This lecture will give an introduction into the theoretical background and the available algorithmic tools for timetable generation. The main model is the periodic event scheduling problem (PESP) introduced by Serafini and Ukovich, which interprets periodic timetables as periodic potentials of a digraph. This model contains graph coloring as a special case, which illustrates the computational difficulty of periodic timetabling. Periodic potentials are closely related to the cycle space of the underlying graph, and finding a "good" basis of this space is, together with cutting planes, one of the most important techniques for reducing the feasibility domain and finding good solutions.
A second lecture by Christian Liebchen will deal with more specific algorithmic tasks and will also illustrate computational experience on real life data.
Colloquium - 16:00
Abstract: The model for periodic timetabling that gets introduced in the preceeding lecture by Rolf Möhring is the basis for this talk as well. This colloquium will point on two important special situations in periodic timetabling.
Consider the most-frequented track of the Berlin fast train network, from Lichtenberg to Friedrichsfelde Ost. During the morning's peak hours, eight trains must be scheduled within 20 minutes, and a safety distance of two an a half minutes has to be ensured. Hence, almost the complete timetable is determined, if the sequence, or ordering, of the lines is fixed. In this situation of sequencing, we did discover a powerful source for valid inequalities: a polynomial number of them suffices for explicitly cutting off exponentially many infeasible integer points. This is due to the fact that we discovered the PESP to be a generalization of the Linear Ordering Problem.

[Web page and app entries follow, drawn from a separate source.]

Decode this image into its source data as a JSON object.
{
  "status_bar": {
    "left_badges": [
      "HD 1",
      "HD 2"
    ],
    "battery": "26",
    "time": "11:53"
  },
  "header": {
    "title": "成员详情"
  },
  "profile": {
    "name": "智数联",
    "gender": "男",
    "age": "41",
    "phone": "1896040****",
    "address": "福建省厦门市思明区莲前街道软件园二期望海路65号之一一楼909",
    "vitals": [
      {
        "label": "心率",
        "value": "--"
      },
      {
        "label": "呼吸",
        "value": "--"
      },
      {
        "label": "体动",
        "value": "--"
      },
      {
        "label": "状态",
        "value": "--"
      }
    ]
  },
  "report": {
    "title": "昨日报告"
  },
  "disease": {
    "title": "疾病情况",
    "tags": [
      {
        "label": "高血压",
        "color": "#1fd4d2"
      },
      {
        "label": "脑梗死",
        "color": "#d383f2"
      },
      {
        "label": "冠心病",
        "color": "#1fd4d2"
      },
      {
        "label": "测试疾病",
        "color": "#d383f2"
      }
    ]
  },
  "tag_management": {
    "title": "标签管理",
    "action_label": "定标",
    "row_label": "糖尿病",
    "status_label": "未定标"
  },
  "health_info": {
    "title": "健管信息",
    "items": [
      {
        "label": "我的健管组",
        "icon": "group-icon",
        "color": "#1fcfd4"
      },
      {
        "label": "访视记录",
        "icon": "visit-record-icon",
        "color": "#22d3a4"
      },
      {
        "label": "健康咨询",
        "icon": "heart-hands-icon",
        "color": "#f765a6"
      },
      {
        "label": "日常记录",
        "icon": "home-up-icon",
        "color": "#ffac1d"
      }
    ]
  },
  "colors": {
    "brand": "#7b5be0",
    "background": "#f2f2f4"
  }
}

Another important point is that routing the rolling stock can only be as good as the timetable permits. Hence, one is interested in constructing timetables that allow good vehicle routings and require only few rolling stock. An exact model will be proposed, but it contains a quadratic objective function over a mixed integer programming problem. However, a simple heuristic that performs well in practice can be derived. Moreover, calculating the number of vehicles required for serving a fixed periodic timetable for an abstract period is very simple: it can be done by a greedy approach.
Parts of the results presented in the talk stem from a joint work with Leon Peeters, Rotterdam.